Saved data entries
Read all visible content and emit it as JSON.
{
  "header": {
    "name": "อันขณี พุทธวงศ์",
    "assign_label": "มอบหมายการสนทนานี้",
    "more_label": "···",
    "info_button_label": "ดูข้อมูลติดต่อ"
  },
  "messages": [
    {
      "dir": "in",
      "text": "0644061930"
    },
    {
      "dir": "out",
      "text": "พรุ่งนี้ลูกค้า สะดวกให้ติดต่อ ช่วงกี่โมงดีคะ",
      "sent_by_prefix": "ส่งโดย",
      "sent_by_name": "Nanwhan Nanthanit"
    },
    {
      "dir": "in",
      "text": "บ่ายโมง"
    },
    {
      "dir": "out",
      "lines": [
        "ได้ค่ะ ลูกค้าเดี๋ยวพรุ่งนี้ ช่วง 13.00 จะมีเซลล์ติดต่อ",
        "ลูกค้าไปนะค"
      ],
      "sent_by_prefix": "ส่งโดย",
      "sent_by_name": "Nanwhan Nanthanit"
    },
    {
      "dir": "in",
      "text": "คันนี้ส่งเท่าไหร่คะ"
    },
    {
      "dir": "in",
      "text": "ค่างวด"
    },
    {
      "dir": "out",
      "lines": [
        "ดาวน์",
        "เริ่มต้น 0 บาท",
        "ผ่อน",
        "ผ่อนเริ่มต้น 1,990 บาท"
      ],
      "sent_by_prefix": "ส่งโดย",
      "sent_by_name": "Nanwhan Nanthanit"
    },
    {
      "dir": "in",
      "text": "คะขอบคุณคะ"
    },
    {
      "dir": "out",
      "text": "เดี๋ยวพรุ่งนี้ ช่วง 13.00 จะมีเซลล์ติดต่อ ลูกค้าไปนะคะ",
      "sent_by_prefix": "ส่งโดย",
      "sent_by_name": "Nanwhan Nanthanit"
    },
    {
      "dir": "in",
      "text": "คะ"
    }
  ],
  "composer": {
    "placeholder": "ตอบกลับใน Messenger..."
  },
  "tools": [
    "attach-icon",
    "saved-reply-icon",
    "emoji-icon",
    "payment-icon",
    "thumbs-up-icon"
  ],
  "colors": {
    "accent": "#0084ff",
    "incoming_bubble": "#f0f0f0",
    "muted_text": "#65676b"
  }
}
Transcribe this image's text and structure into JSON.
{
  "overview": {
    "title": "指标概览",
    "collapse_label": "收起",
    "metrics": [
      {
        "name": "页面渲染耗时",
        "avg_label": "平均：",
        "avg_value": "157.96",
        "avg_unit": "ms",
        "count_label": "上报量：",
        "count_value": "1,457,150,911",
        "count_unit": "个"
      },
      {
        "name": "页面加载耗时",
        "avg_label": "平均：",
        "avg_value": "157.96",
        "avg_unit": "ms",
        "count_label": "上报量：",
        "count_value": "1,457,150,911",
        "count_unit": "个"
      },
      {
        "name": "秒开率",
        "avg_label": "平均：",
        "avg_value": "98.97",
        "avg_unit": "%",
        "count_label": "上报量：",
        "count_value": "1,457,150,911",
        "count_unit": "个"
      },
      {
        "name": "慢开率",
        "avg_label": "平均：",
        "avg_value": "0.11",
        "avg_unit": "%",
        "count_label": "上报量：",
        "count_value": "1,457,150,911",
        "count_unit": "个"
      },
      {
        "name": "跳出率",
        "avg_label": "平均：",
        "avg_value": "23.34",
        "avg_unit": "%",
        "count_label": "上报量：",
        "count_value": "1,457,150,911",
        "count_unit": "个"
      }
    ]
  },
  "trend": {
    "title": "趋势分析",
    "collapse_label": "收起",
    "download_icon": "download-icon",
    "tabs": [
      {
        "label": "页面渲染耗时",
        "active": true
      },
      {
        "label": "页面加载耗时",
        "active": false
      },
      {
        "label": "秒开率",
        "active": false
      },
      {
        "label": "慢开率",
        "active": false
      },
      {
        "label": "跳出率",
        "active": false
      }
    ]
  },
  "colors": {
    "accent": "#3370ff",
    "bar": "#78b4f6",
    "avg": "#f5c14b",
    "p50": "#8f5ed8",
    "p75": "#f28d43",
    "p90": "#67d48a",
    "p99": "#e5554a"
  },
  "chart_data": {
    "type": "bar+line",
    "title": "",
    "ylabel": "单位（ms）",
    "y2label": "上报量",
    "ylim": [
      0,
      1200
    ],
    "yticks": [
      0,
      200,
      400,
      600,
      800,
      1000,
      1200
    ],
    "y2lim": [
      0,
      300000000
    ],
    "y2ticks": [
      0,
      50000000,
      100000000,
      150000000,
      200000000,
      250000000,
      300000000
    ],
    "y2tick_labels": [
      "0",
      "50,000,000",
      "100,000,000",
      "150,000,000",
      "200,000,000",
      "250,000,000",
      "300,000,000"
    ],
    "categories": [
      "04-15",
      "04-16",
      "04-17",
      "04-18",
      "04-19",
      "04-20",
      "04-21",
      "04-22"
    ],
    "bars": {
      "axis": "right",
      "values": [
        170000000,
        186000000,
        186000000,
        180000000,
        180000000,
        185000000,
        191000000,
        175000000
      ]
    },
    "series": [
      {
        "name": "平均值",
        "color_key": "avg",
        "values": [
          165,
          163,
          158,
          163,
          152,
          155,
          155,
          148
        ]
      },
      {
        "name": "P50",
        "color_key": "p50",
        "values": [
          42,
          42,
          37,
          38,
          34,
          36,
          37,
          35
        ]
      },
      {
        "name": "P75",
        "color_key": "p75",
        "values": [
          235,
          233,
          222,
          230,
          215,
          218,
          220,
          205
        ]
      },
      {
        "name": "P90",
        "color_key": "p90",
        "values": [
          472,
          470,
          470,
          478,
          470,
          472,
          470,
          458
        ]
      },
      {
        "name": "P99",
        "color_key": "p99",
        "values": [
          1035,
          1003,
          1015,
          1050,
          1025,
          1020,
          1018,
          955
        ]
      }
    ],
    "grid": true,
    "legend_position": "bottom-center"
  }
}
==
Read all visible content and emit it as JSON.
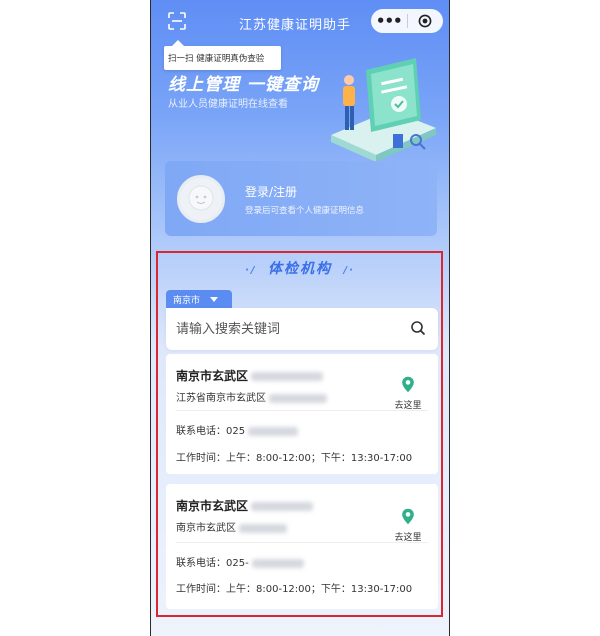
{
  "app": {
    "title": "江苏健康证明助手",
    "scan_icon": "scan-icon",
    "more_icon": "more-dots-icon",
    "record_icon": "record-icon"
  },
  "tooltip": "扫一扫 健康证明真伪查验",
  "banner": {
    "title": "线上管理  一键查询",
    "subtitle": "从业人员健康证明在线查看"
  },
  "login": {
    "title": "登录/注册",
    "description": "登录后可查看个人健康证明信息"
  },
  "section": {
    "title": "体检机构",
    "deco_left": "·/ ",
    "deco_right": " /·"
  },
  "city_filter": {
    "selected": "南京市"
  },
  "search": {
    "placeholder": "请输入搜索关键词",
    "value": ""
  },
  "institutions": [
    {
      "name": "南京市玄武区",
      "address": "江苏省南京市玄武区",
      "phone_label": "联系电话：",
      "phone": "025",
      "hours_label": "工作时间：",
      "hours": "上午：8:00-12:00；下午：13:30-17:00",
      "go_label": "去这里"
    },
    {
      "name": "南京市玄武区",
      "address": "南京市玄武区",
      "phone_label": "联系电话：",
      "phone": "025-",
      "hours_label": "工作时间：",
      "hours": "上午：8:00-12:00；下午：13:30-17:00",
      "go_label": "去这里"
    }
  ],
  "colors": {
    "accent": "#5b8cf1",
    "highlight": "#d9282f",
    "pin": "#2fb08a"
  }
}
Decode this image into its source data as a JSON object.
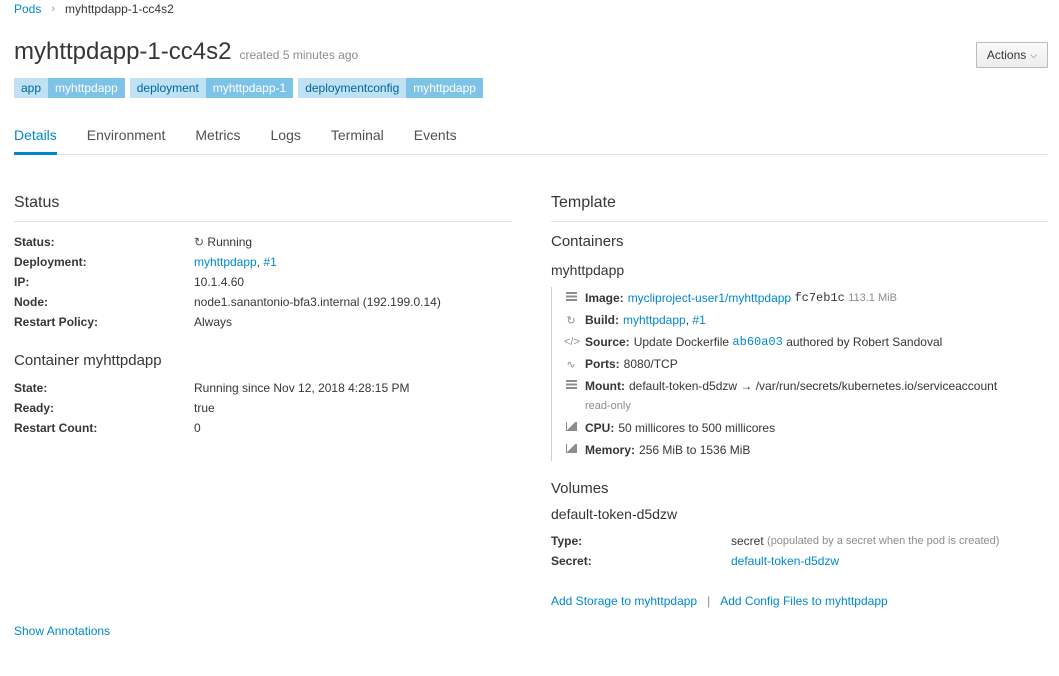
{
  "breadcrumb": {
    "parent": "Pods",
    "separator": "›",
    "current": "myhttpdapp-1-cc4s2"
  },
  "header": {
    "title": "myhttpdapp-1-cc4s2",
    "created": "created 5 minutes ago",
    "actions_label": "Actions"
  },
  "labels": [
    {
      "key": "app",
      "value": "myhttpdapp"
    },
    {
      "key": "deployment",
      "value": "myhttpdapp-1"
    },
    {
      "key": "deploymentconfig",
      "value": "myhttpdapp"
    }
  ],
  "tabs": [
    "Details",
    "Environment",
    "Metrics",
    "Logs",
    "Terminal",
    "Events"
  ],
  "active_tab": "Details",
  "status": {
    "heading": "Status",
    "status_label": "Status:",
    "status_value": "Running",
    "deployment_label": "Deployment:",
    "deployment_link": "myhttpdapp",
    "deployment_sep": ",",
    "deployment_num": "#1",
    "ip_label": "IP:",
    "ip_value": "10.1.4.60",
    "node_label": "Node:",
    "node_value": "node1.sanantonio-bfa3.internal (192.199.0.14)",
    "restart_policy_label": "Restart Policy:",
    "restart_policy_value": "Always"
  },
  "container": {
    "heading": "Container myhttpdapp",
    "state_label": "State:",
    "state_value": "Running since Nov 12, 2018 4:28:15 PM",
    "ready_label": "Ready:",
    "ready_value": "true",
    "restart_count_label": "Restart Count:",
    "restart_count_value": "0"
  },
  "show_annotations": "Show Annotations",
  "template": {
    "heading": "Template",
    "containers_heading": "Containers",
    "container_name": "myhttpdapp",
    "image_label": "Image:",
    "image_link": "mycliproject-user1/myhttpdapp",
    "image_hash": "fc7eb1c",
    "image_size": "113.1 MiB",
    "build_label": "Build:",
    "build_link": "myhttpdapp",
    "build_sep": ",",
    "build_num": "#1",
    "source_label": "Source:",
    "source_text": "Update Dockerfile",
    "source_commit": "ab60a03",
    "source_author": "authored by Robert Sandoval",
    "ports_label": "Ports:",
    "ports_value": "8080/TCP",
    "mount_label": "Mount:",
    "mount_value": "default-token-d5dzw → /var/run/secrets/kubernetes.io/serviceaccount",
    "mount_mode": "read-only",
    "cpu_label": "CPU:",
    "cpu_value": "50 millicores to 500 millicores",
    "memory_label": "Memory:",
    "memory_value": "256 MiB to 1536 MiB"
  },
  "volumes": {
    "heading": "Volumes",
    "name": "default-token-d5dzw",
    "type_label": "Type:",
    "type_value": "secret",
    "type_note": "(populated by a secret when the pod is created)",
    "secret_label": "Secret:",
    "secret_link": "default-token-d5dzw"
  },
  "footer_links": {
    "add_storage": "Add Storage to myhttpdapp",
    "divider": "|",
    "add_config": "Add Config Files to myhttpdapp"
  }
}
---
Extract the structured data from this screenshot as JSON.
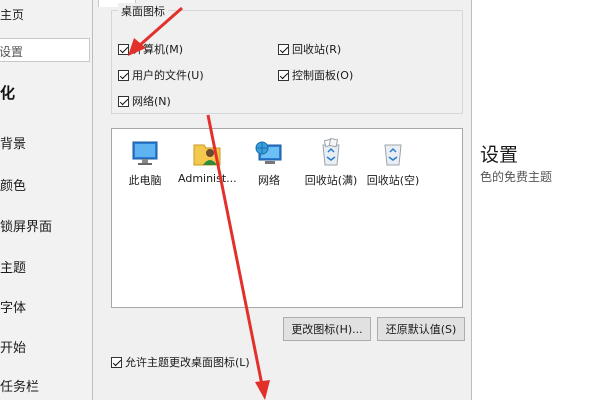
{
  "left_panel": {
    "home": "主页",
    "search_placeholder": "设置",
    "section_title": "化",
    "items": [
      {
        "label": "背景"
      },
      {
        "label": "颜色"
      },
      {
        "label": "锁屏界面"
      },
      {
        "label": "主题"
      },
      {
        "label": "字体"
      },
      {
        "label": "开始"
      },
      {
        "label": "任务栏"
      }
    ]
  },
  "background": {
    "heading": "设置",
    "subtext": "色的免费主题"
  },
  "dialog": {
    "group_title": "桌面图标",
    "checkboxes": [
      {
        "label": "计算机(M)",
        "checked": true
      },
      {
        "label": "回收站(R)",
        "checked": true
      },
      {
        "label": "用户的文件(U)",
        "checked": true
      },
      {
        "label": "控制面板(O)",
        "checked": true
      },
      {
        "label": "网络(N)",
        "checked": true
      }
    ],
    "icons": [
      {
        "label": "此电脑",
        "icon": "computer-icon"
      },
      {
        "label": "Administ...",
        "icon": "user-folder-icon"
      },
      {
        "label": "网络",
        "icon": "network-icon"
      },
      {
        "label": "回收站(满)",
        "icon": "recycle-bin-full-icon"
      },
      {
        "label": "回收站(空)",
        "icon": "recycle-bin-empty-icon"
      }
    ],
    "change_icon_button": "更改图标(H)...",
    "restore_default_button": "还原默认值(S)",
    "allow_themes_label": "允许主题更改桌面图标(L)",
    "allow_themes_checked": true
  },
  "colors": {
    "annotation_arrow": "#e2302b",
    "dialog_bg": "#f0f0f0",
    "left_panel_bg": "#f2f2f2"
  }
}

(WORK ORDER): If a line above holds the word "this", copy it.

(THE ANSWER):
Transcribe this image's text and structure into JSON.
Decode this image into its source data as a JSON object.
Extract the structured data from this screenshot as JSON.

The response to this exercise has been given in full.